Another year, another FIFA. The arrival of FIFA 14 was so predictable that I’m not quite sure why EA doesn’t simply announce FIFA 15, 16 and 17 now and spare us all the bother.
Unlike last year’s FIFA 13 – which added wholly noticeable improvements to defending, player physics and team AI – FIFA 14 can’t particularly even claim any tangible enhancements.
The addition of extra striker animations to allow for off-balance shooting and a greater range of volleys are about the most noticeable of an artificially bloated crib sheet of supposed enhancements.
That’s not to say FIFA 14 is a poor game, though – quite the opposite, in fact. It still offers authentic brilliance throughout. The leaden first touch of Wayne Rooney and Yaya Toure’s ability to run with the ball like an express train to name but two.
Plot your path to the top
But my overarching – and no doubt unmerited – feeling is that most of the changes seen here could have been administered to FIFA 13 via a software update. Even Ultimate Team mode feels largely the same despite a few surface changes to how you create your team’s formation.
FIFA 14 also fails to address my major bugbears of the series: the often laughably tangential commentary, for example, and the flawed penalty taking. Then there’s the way the ball will sometimes slowly roll past a teammate without him reacting – ever the source of much teeth-grinding in my household.
That said it does still offer a fine game of football and is bursting with content, from passing and shooting challenges, to guiding a lowly player through to world stardom before eventually settling him into management.
Co-opt your pals for co-op play
For now, rather like a manager who has seen great success only to have a couple of less triumphant seasons – Arsene Wenger, anyone? – FIFA has earned the benefit of the doubt.
Even if the cynical gamer might suggest that EA is patiently waiting for the new generation of consoles and just couldn’t be bothered to usher in anything new – not even a shinier paint job – in advance.
You know those days when it’s chucking it down outside and you’ve barely seen any daylight through the blanket of thick cloud? Meteorology contriving to make you feel utterly depressed? That’s what playing Rain was like for me, despite the best efforts of Sony.
Rain takes place in a city soaked by a continuous downpour, on a night when a mysterious circus has pulled into town – and with it an inundation of invisible monsters. They’re all seemingly on the hunt for an invisible girl, and soon so will you, in the guise of a similarly see-through boy.

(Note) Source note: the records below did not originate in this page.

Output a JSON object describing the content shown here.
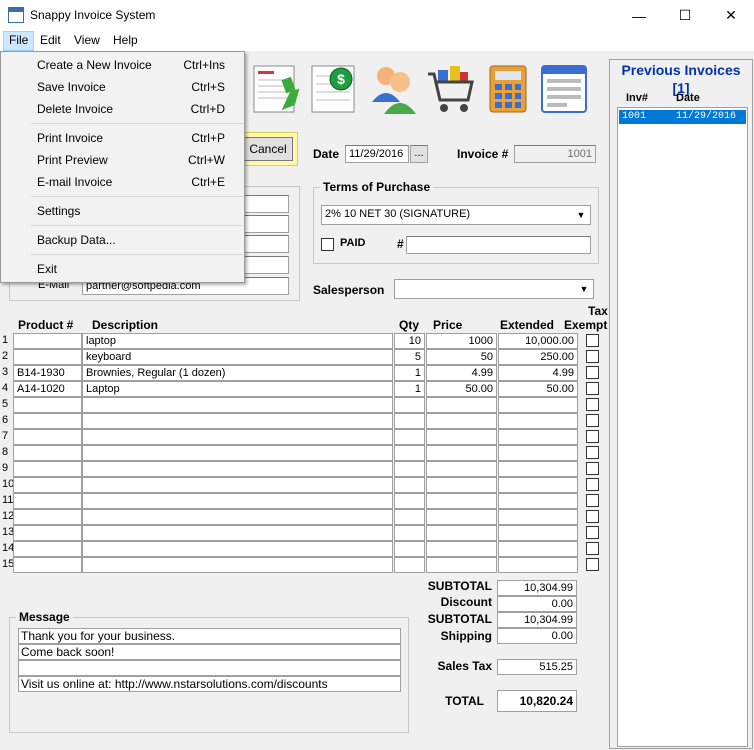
{
  "window": {
    "title": "Snappy Invoice System",
    "minimize": "—",
    "maximize": "☐",
    "close": "✕"
  },
  "menubar": {
    "file": "File",
    "edit": "Edit",
    "view": "View",
    "help": "Help"
  },
  "file_menu": {
    "items": [
      {
        "label": "Create a New Invoice",
        "shortcut": "Ctrl+Ins"
      },
      {
        "label": "Save Invoice",
        "shortcut": "Ctrl+S"
      },
      {
        "label": "Delete Invoice",
        "shortcut": "Ctrl+D"
      },
      {
        "label": "Print Invoice",
        "shortcut": "Ctrl+P"
      },
      {
        "label": "Print Preview",
        "shortcut": "Ctrl+W"
      },
      {
        "label": "E-mail Invoice",
        "shortcut": "Ctrl+E"
      },
      {
        "label": "Settings",
        "shortcut": ""
      },
      {
        "label": "Backup Data...",
        "shortcut": ""
      },
      {
        "label": "Exit",
        "shortcut": ""
      }
    ]
  },
  "header": {
    "cancel": "Cancel",
    "date_label": "Date",
    "date_value": "11/29/2016",
    "date_button": "...",
    "invoice_label": "Invoice #",
    "invoice_value": "1001"
  },
  "customer": {
    "email_label": "E-Mail",
    "email_value": "partner@softpedia.com"
  },
  "terms": {
    "title": "Terms of Purchase",
    "selected": "2% 10 NET 30 (SIGNATURE)",
    "paid_label": "PAID",
    "number_label": "#"
  },
  "salesperson": {
    "label": "Salesperson",
    "value": ""
  },
  "table": {
    "headers": {
      "product": "Product #",
      "description": "Description",
      "qty": "Qty",
      "price": "Price",
      "extended": "Extended",
      "tax_line1": "Tax",
      "tax_line2": "Exempt"
    },
    "rows": [
      {
        "num": "1",
        "product": "",
        "description": "laptop",
        "qty": "10",
        "price": "1000",
        "extended": "10,000.00"
      },
      {
        "num": "2",
        "product": "",
        "description": "keyboard",
        "qty": "5",
        "price": "50",
        "extended": "250.00"
      },
      {
        "num": "3",
        "product": "B14-1930",
        "description": "Brownies, Regular (1 dozen)",
        "qty": "1",
        "price": "4.99",
        "extended": "4.99"
      },
      {
        "num": "4",
        "product": "A14-1020",
        "description": "Laptop",
        "qty": "1",
        "price": "50.00",
        "extended": "50.00"
      },
      {
        "num": "5",
        "product": "",
        "description": "",
        "qty": "",
        "price": "",
        "extended": ""
      },
      {
        "num": "6",
        "product": "",
        "description": "",
        "qty": "",
        "price": "",
        "extended": ""
      },
      {
        "num": "7",
        "product": "",
        "description": "",
        "qty": "",
        "price": "",
        "extended": ""
      },
      {
        "num": "8",
        "product": "",
        "description": "",
        "qty": "",
        "price": "",
        "extended": ""
      },
      {
        "num": "9",
        "product": "",
        "description": "",
        "qty": "",
        "price": "",
        "extended": ""
      },
      {
        "num": "10",
        "product": "",
        "description": "",
        "qty": "",
        "price": "",
        "extended": ""
      },
      {
        "num": "11",
        "product": "",
        "description": "",
        "qty": "",
        "price": "",
        "extended": ""
      },
      {
        "num": "12",
        "product": "",
        "description": "",
        "qty": "",
        "price": "",
        "extended": ""
      },
      {
        "num": "13",
        "product": "",
        "description": "",
        "qty": "",
        "price": "",
        "extended": ""
      },
      {
        "num": "14",
        "product": "",
        "description": "",
        "qty": "",
        "price": "",
        "extended": ""
      },
      {
        "num": "15",
        "product": "",
        "description": "",
        "qty": "",
        "price": "",
        "extended": ""
      }
    ]
  },
  "totals": {
    "subtotal_label": "SUBTOTAL",
    "subtotal": "10,304.99",
    "discount_label": "Discount",
    "discount": "0.00",
    "subtotal2_label": "SUBTOTAL",
    "subtotal2": "10,304.99",
    "shipping_label": "Shipping",
    "shipping": "0.00",
    "tax_label": "Sales Tax",
    "tax": "515.25",
    "total_label": "TOTAL",
    "total": "10,820.24"
  },
  "message": {
    "title": "Message",
    "lines": [
      "Thank you for your business.",
      "Come back soon!",
      "",
      "Visit us online at: http://www.nstarsolutions.com/discounts"
    ]
  },
  "previous": {
    "title": "Previous Invoices",
    "page": "[1]",
    "col_inv": "Inv#",
    "col_date": "Date",
    "rows": [
      {
        "inv": "1001",
        "date": "11/29/2016"
      }
    ]
  },
  "colors": {
    "accent": "#0033aa",
    "selection": "#0078d7",
    "highlight": "#fff9a8"
  }
}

The premise brings Ico, Limbo and even Journey immediately to mind, but Rain fails to deliver the invention and their sheer joy. The reasons why are many, the incessant rain itself being one of the primary reasons for my personal malaise.
The gimmick of monsters being revealed by raindrops, but becoming invisible when under cover, proves irksome too. Particularly when having to guide our boy wonder through fiend-infested alleyways without being able to see anything but the dust kicked up by his moving feet.
I’m sure the game’s director would argue the merits of such a design. But when you accidentally walk too close to a monster and get torn apart, you’ll join me in wishing our hero was visible to the player all the time. Even if he’s revealed solely by a golden glow or some such.
Rain is a curious game. It should be another game held up as the pinnacle of the age-old ‘games versus art’ debate. Instead it feels more like a counterfeit that looks the part at times, but ultimately lacks the flair of the true masterpiece it’s out to emulate.